Arena exterior
Ralph Weisheit / WGLT

The Coliseum fraud case is nearing an end.

Lead defendant John Butler pleaded guilty to one misdemeanor count on Tuesday that will require him to pay the City of Bloomington and State of Illinois around $450,000 in restitution. Butler’s concessions company, BMI, also pleaded guilty to one felony count of theft.

John and Steve
Lewis Marien / The Pantagraph (Pool)

Nearly three years after being indicted, the lead defendant in the Coliseum fraud case agreed Tuesday to pay more than $430,000 in restitution to the City of Bloomington after pleading guilty to a single misdemeanor theft charge.

Larry Dietz at podium
Staff / WGLT

Illinois State University President Larry Dietz said Monday he's closely monitoring the rapid increase in COVID-19 cases among students.

Linda Foster gesture
Emily Bollinger / WGLT

Moving forward with its advocacy for the civil and political rights of African Americans, the Bloomington-Normal chapter of the NAACP revealed its new strategic plan Sunday with an eye on reform.

Redbird Arena
Jeff Smudde / WGLT

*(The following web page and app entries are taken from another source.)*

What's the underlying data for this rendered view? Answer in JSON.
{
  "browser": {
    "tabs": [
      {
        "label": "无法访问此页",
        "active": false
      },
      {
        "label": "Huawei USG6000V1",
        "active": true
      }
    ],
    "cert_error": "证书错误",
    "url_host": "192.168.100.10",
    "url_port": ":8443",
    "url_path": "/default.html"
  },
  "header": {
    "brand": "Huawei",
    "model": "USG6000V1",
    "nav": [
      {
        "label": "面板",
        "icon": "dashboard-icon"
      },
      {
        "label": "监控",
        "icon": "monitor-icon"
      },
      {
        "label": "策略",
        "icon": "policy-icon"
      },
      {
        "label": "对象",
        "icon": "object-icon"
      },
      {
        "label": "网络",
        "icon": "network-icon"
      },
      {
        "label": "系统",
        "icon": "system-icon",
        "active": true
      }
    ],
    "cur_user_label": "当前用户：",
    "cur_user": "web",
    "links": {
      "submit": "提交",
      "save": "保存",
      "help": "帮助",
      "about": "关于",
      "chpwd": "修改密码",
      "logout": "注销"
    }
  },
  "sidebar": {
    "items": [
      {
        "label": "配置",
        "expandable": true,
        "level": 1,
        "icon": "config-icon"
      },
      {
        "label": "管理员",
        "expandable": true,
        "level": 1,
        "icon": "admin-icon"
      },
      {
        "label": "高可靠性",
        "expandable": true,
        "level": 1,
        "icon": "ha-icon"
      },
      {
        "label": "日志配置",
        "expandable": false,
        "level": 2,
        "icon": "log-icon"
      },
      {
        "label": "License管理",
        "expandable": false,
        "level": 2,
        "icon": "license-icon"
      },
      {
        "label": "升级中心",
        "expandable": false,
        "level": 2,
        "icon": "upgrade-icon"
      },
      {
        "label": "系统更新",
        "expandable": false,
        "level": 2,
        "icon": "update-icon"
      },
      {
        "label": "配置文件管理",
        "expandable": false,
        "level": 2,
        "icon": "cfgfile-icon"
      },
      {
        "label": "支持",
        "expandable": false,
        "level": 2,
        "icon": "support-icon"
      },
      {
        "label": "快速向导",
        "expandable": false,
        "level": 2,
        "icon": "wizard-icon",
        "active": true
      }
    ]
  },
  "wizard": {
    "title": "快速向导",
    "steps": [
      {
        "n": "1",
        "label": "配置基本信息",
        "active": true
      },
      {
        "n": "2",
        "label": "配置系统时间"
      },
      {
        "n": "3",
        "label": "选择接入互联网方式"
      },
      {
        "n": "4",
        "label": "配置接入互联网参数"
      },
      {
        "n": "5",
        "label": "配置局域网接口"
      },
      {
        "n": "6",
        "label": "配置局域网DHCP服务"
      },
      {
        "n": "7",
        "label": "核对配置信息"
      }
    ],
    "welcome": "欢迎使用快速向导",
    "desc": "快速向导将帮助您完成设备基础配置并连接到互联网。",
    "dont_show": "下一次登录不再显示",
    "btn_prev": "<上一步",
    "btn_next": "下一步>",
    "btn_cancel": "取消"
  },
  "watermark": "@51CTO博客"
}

Illinois State University Athletics Director Larry Lyons said coaches and athletic department staff are reinforcing the need for mask compliance and social distancing after seeing a rise in coronavirus cases among student-athletes.

Small cell node
Rohanmkth / Creative Commons/Wikipedia

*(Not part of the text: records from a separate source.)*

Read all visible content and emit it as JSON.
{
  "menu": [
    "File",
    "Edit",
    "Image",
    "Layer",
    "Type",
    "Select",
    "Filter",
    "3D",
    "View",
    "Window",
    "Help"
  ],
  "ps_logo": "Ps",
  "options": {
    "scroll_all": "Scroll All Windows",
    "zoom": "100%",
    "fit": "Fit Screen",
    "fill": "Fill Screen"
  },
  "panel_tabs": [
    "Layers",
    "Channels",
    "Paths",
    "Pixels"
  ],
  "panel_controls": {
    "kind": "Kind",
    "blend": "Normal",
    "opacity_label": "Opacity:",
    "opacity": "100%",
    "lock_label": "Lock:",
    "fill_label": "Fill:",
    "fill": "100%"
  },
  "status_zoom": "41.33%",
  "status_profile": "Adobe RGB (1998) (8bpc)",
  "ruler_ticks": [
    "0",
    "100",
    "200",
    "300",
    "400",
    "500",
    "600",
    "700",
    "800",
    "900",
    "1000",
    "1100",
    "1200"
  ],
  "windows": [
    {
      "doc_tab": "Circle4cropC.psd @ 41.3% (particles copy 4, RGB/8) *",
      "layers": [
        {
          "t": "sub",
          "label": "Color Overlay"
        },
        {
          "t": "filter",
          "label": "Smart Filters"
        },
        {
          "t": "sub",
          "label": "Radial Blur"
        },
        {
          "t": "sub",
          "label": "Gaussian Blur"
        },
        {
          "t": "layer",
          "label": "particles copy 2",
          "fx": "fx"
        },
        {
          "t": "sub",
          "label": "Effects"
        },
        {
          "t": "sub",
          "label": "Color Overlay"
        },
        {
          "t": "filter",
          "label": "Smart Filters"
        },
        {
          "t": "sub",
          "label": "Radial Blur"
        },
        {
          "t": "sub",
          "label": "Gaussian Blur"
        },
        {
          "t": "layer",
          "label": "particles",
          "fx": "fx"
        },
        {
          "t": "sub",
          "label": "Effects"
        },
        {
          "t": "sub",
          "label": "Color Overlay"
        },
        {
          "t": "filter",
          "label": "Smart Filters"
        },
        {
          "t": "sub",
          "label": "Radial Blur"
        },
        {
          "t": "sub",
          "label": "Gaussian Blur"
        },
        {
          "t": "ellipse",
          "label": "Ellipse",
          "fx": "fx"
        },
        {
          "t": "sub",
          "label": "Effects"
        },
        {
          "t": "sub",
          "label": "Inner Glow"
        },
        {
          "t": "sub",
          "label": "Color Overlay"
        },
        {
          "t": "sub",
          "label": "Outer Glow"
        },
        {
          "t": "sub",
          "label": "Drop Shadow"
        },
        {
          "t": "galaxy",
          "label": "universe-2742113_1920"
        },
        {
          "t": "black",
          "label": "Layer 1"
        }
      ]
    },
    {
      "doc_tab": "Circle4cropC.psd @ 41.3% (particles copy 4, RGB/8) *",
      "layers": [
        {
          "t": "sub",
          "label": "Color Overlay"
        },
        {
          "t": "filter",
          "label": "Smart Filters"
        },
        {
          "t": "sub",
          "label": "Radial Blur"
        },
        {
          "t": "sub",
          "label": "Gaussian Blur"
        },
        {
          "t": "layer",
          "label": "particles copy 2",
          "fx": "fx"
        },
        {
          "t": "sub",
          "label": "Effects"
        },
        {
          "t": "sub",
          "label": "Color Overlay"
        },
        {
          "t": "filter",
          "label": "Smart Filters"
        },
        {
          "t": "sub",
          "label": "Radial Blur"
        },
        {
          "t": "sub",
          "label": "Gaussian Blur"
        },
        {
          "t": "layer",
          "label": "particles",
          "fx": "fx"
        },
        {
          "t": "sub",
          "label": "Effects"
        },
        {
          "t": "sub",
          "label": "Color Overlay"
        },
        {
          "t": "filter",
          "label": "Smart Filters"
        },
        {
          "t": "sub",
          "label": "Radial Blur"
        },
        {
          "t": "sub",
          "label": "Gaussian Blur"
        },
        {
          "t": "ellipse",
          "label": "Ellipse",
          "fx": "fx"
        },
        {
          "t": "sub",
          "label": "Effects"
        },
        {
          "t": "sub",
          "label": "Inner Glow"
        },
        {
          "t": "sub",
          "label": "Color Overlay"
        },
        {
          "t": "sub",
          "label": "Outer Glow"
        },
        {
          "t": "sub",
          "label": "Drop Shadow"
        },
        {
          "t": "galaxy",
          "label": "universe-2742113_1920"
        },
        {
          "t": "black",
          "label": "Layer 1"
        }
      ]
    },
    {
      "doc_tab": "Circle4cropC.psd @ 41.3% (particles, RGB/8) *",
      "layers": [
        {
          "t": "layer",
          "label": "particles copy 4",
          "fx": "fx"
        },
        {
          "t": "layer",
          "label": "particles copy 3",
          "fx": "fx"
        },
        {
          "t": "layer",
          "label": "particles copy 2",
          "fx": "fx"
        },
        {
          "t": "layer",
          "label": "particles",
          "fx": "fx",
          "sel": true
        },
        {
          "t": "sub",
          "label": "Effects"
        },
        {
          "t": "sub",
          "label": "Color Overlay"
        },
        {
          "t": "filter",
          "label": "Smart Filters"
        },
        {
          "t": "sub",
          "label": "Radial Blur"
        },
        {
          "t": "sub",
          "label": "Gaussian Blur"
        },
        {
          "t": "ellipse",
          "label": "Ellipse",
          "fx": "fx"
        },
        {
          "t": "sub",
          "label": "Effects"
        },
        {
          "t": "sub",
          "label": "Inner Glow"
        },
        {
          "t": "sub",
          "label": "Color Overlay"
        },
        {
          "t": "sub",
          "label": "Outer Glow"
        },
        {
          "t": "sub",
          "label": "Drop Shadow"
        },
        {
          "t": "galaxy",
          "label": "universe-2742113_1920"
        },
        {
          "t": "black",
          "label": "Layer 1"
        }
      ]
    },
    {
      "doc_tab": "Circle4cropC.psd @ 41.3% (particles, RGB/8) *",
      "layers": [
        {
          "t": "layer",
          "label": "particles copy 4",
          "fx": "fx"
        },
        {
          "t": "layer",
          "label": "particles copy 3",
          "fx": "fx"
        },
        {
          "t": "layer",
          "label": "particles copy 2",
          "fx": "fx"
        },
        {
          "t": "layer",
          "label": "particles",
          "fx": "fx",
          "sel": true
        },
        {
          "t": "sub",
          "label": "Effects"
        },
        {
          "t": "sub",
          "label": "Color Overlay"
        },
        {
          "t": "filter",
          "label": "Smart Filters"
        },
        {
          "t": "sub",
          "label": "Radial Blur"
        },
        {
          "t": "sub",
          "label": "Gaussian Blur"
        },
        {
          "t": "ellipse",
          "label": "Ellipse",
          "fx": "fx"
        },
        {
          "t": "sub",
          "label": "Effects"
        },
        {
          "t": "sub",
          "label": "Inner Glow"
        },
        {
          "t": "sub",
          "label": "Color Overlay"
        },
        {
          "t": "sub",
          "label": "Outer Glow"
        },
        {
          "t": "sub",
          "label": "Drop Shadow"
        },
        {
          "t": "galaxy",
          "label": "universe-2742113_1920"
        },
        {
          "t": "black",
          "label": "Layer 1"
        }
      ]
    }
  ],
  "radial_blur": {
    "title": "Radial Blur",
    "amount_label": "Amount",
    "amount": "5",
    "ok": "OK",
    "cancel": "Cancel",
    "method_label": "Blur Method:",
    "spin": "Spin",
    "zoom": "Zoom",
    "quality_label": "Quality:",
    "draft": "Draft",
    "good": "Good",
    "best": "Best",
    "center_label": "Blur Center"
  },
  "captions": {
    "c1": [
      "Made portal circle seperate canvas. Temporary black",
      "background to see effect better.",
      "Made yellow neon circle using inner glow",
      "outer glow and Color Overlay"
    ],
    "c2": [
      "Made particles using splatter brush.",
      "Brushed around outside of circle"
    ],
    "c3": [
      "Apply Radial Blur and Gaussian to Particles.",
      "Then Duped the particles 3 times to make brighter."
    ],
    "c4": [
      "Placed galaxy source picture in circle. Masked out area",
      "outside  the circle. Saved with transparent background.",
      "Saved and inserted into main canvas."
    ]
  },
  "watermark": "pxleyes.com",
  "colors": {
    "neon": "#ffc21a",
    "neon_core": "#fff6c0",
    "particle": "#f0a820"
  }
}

The City of Bloomington and Town of Normal are working together to hire a consultant to help establish rules for deploying wireless technology all over the community in ways that do not become eyesores.

Justin Vickers
Justin Vickers

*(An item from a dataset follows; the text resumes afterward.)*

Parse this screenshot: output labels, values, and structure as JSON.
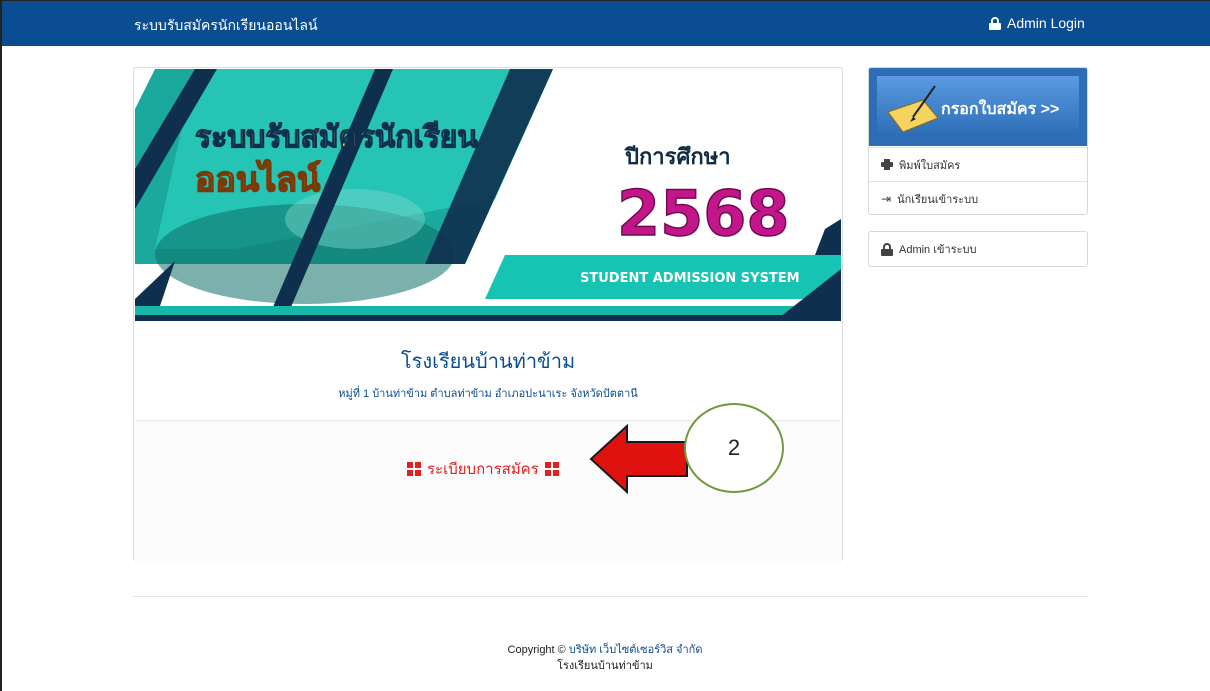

It was just standing there, empty. No concerts, no audience, no applause. No nothing. And that’s a sad state for a concert hall. 

Brian Snyder / Pool Reuters via AP

Political campaigning is a social endeavor. But like the rest of us, candidates have had to shift to virtual platforms to connect with voters and get their message heard.

Kids running on playground

Child care programs for Bloomington-Normal students are filling up, with less than a week until the start of the fall semester.

Elroy's bar entrance
Eric Stock / WGLT

Sports bars in Bloomington already face two strikes as fall approaches.

Heartland Community College
Staff / WGLT

Heartland Community College enrollment on the first day of classes was down 8.6% among students and 8.4% in credit hours.

Sign encouraging mask use
Eric Stock / WGLT

Gov. JB Pritzker's new emergency mask order puts the burden of enforcement on businesses, schools and daycares.

Lefteris Pitarakis / AP

It’s hard to see past COVID-19, to picture what life will be like when the coronavirus is not the most important thing in front of us—and to conceive of all the ways it will stay with us as cultural artifact. (And not just the ubiquity of Zoom meetings.)

Kids on their laptops
Jessica Hill / AP

Remote learning is not the same thing as online learning.

That’s one piece of advice for parents from Anna Smith, an assistant professor of teaching and learning at Illinois State University’s College of Education. She teaches education-and-technology courses.

A statue of Columbus
Tim Shelley / WGLT/WCBU

Bloomington city staff will examine converting the Columbus Day holiday to one honoring indigenous people, with a majority of the city council indicating at least some support for researching the question during a Committee of the Whole session Monday night.

Kathy Michael speaks
Jeff Smudde / WGLT

McLean County Clerk Kathy Michael says she agrees with a Brennan Center report that concludes it's more likely for an American to be struck by lightning than to commit mail voting fraud.

Biden and Harris walk
Carolyn Kaster / AP

Avani Rai is a 15-year-old incoming sophomore at Normal Community High School who has already made a name for herself a young leader in McLean County.

Heather's learning pod
Heather Roberts / Courtesy

Overwhelmed. Flustered. Outraged. Exhausted. That’s how Marti Stevens of Bloomington has felt over the past few weeks on the back-to-school rollercoaster.

Educators in Bloomington-Normal public schools say they support the goals of racial justice and equality that embody the Black Lives Matter movement, but they are not on board with all of the group's demands.

Brandon Bell grew up in Normal and now resides in St. Louis.

Bell spoke with Ariele Jones for the WGLT series Living Black in Bloomington-Normal. Contact us if you'd like to be featured in the series.